* WORK REQUIRED: Across the entries, how many lines have the string "Master" in them? Reply with only a number.

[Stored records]
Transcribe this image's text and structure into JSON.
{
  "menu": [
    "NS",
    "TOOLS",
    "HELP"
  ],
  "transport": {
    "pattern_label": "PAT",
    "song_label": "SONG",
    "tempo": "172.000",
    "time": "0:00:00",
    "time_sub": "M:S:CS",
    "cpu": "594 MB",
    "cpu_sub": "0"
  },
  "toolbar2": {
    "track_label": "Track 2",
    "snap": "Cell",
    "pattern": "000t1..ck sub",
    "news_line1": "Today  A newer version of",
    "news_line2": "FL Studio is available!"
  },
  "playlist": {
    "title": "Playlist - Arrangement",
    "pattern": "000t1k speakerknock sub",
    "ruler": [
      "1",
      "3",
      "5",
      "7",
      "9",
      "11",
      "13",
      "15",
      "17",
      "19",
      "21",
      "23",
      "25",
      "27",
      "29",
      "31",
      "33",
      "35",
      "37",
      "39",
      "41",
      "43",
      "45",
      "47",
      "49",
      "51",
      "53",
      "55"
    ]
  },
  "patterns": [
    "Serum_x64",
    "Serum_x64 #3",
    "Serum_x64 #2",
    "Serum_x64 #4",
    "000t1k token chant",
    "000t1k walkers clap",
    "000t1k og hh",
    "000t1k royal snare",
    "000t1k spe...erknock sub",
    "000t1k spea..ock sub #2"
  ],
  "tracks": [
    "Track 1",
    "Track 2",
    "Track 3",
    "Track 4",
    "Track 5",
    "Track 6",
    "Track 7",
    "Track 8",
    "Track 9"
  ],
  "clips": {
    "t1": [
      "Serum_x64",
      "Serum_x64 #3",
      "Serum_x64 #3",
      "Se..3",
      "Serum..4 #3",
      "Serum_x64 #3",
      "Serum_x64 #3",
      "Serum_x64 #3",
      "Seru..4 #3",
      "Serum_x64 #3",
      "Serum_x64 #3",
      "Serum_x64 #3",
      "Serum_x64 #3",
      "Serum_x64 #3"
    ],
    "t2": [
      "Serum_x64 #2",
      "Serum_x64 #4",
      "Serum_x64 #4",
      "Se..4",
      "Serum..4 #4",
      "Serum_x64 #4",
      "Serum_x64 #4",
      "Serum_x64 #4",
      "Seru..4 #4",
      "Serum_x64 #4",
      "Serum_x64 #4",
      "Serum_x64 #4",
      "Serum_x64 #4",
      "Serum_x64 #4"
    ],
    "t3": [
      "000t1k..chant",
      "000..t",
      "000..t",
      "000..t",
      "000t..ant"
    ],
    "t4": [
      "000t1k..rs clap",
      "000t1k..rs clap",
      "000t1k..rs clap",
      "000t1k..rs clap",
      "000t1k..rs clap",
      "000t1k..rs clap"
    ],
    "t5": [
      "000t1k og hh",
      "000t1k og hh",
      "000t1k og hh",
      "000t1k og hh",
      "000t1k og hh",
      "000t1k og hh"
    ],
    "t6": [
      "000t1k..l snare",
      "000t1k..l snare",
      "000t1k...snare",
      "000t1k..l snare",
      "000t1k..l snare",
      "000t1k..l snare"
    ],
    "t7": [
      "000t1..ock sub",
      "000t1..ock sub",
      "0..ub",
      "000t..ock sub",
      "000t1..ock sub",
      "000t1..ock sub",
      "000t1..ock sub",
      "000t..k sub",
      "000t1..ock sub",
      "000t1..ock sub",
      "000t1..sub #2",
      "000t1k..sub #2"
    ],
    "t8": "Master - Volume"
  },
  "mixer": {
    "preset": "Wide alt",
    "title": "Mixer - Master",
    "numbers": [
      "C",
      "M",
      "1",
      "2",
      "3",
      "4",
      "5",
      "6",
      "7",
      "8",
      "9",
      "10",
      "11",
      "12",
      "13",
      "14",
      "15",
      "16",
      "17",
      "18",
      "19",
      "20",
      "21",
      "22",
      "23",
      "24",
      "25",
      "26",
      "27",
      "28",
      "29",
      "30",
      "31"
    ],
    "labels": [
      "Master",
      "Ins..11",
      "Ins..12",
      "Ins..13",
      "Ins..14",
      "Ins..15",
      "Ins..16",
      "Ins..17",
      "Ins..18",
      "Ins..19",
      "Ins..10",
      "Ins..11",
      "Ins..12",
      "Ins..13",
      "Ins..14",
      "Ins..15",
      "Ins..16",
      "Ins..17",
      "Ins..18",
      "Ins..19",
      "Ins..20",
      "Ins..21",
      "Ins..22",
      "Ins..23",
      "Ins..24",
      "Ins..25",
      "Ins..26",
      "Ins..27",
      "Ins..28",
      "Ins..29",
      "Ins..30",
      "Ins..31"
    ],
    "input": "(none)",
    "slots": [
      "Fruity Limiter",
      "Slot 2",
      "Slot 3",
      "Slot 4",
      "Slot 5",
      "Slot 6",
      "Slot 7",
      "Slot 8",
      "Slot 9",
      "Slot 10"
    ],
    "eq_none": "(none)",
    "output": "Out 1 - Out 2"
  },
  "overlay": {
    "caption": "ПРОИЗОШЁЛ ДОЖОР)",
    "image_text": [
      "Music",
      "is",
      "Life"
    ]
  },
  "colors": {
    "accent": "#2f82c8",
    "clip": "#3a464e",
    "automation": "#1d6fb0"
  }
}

* RESULT: 3